Finally, if you’ve followed any discussion about any topic involving American Muslims over the past 20 years or so, you’ve probably heard of the Council on American–Islamic Relations. Your mileage may vary, but for a long while I’ve believed CAIR would bend over backward to give the benefit of the doubt to any Muslim accused of wrongdoing, would eagerly characterize any law or proposal it doesn’t like as “anti-Muslim,” and would tie itself into knots in order to portray any critic of any Muslim as a bigot.

Anyway, it turns out Nihad Awad, the executive director of CAIR, said he was happy when he watched coverage of the Hamas massacre of Israelis on October 7.

“The people of Gaza only decided to break the siege, the walls of the concentration camp, on October 7. And yes, I was happy to see people breaking the siege and throwing down the shackles of their own land and walk free into their land, which they were not allowed to walk in,” Awad said to audience applause at the American Muslims for Palestine’s annual gathering. “And, yes, the people of Gaza have the right to self-defense, have the right to defend themselves. And, yes, Israel, as an occupying power, does not have that right to self-defense,” he continued without referencing Hamas.

Awad is playing that familiar card, insisting his remarks, recorded on video, “were taken out of context.” Because there’s a context that would justify declaring you were “happy” to watch what happened on October 7, right?

The New York Times notes, “The White House listed the council among several independent organizations in a document discussing commitments to fight antisemitism. The White House removed CAIR’s name from that online document on Thursday after Mr. Awad’s remarks to make clear it was distancing itself from the organization.”

Finally, pro-Palestinian individuals attacked and defaced a giant menorah at Yale University, placing the Palestinian flag on top of it. Now . . . a menorah is a symbol of the Jewish religion, not a symbol of the Israeli people or government. (Although Hanukkah is a celebration of Jews defeating their enemies, retaking Jerusalem, and rededicating the Temple, which makes “Happy Hanukkah” messages from the likes of Rashida Tlaib a little ironic. I guess it was okay for Jews to defend their ancestral lands back then, but it’s not okay now.)
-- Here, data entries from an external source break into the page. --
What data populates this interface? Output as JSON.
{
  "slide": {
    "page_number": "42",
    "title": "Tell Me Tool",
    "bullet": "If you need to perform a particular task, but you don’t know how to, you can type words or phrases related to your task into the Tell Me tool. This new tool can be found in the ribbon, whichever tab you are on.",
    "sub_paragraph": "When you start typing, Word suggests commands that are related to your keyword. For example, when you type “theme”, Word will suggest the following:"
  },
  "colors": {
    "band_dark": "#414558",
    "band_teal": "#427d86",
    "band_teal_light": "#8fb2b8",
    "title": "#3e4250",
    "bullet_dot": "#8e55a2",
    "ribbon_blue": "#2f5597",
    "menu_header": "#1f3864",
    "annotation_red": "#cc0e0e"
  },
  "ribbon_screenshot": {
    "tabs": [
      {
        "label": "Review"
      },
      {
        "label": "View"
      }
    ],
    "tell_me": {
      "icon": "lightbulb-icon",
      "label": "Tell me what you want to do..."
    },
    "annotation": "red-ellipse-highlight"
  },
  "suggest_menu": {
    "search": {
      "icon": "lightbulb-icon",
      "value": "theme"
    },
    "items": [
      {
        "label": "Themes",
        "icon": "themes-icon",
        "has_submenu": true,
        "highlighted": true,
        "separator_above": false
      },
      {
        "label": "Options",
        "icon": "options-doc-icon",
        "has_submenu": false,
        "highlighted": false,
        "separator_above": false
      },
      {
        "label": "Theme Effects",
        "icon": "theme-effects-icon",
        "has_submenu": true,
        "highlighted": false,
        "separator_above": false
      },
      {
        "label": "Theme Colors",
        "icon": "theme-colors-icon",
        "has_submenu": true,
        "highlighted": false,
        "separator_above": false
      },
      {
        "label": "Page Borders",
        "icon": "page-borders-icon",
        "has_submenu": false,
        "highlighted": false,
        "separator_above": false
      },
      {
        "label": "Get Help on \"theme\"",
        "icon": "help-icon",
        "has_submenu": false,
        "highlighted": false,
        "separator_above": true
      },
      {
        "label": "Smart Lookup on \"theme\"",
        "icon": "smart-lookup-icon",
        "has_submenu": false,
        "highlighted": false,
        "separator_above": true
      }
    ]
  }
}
The Times asks, “Is anti-Zionism by definition antisemitism?” Theoretically, no, but as mentioned before, when someone insists, “I’m not antisemitic, I’m just anti-Zionist,” I’m pretty darn sure they’re lying. (It’s a recurring theme in my work.) Anybody who is angry enough about the existence of the state of Israel to adopt the label “anti-Zionist” is often just a moment or two away from ranting about how Jews control the American media and government, and likely to be hyper-aware of which public figures are Jewish and which aren’t. Let me put it another way, based upon personal experience: When you hear a guy with the last name “Geraghty” defending the existence of Israel, and you lean in and ask with a combination of confusion and suspicion, “Are you Jewish?” because in your mind, it might explain something . . . you’re a farshtunken antisemite.

The fact that American supporters of Palestine keep attacking Jewish symbols is a sign that they don’t believe their spin, either. Their objection to the actions of the Israeli government keeps manifesting as attacks on anything and anyone Jewish.

Some might find the events of the past few days depressing. Me? I prefer that the hateful and stupid remove their metaphorical masks — you notice how often they put on non-metaphorical masks? — and let us all know that they are hateful and stupid. It makes it easier for karma to catch up with them.

Dan Butcher

Dan Butcher (aka HP Pundit) is not a Democrat or Republican. He is a free thinking independent bringing you news and commentary with a dose of much needed common sense.

Post a Comment

Previous Post Next Post